Those assurances by Dr Mahathir on May 10 generated the highest expectations that the “mess” created by the Najib Administration would be unraveled and the Rule of Law would prevail.
In proceeding against Najib’ s misdeeds however the government of Dr Mahathir seems to have realised that the repercussions of misconduct attributed to Najib have a wide and worrisome reach. There was, for instance, a reference to a Royal Commission on Judicial Misconduct that was bandied about. Then all has gone cold on the subject. At a procedural stage it would appear that Najib’s successful conviction would not stop there as Najib, like the fabled Ali Baba did not operate alone but astutely drew in at least forty thieves. These thieves belonged to his immediate family, political parties, the government, financial institutions, international banking giants, fashion houses, charity foundations, carpet dealers and infrastructure project awardees.
It is neither practical nor realistic, in my opinion to pursue all leads and prosecute partly to punish and attempt to recover all the embezzled funds and assets. For, to go down that track it would entail vast government resources which may destabilise the entire governance system and veer away from fundamental governance and developmental imperatives.
While not losing track of the objective to restore the rule of law, reengineering the system to achieve vital developmental goals and reducing the income gap the government has to apportion high priority to uniting the people. There is disunity and polarisation today.
Najib, very adroitly assisted by the the narrow ultranationalist Islamic party, PAS, has succeeded in creating the impression that the emergence of the Pakatan Harapan Government presages the total loss of political power by peninsular Malays, loss of Islam’s preeminent status as the country’s official religion and the marginalisation of the bumiputra community. UMNO and PAS have cleverly cast the DAP, the country’s most multiracial but Chinese- dominated party, as the dominant force in the Pakatan Harapan Government.
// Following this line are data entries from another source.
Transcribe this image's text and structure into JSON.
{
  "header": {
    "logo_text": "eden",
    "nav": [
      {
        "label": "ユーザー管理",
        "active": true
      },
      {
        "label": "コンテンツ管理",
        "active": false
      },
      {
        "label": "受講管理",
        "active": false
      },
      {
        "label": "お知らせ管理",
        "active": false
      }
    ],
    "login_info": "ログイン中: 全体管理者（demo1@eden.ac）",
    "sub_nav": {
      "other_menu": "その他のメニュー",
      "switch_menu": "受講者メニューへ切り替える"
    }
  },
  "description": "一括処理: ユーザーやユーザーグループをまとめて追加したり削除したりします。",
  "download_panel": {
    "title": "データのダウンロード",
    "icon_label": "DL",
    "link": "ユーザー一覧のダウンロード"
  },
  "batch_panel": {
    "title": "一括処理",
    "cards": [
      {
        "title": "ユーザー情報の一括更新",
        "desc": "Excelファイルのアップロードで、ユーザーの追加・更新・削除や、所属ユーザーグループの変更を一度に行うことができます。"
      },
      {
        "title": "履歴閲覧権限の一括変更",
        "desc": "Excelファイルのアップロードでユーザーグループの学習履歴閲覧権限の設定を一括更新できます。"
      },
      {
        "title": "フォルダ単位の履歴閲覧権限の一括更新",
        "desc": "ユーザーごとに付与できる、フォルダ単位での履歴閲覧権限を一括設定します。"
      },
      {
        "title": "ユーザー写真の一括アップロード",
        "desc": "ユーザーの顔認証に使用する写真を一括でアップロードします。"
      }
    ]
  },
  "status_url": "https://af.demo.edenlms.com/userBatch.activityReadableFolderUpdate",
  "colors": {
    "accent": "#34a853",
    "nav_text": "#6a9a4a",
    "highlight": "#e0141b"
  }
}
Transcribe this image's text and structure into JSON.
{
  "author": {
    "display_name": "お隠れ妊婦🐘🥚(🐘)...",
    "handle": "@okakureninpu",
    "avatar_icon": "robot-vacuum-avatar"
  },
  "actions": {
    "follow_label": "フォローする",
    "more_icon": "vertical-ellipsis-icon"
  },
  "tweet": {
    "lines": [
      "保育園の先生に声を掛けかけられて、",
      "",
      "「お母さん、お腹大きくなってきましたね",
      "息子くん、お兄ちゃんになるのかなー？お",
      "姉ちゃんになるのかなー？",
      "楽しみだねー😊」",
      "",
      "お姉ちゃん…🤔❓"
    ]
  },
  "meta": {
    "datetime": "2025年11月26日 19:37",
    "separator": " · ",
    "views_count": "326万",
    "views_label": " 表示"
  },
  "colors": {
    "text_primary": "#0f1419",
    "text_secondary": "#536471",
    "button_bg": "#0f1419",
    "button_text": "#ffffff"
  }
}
Such propaganda is threatening and making it tenuous for the Dr Mahathiir’s government to function as an authoritative and acceptable government.
Najib has gone to the extreme extent of sabotaging Malaysia’s ratification of the International Convention for the Elimination of All forms of Racial Discrimination(ICERD) suggesting that the discriminatory practices that exist within the country be preserved and perpetuated. The goal for an equal opportunity society promised in Pakatan Harapan’s manifesto ( promise 33 of the Election Manifesto) remains unfulfilled. These practices of perpetuating traditional cleavages favouring and prioritising Peninsular Malays should be removed as a matter of urgency. Pakatan Harapan should capitalise on this issue to demonstrate the dangers inherent in the discriminatory policies of the UMNO- PAS nexus. After May 13, 1969 when Najib’s father, Tun Abdul Razak introduced and institutionalised affirmative and discriminatory policies there were some valid logical and emotional imperatives but half a century later those impulses are a trifle trite.
Two of the four essentially Malay/ Muslim led parties- Warisan and Amanah are mainly regional or state-based parties while the third and strongest PKR is embroiled in internal factional disputes.
Dr Mahathir’ s Bersatu, largely due to the Tun’s strong leadership is a solid organisation with a wider reach nationally but it carries some baggage from its past UMNO antecedents. There is widespread concern that Bersatu should not become UMNO 2.0.
Any analyst of Malaysia’s political and economic situation will state frankly that most of Malaysia’s current problems stem from UMNO’s unquestioned and unassailable supremacy in the past. Najib was a symptom of that decadent supremacy which allowed him to accumulate power to the extent that his leadership trumped over the law, logic and every local institution and inhibition.
Dato M Santhananaban
Dato M Santhananaban is a retired ambassador of the Malaysian Foreign Service with forty five years’ experience in the public sector.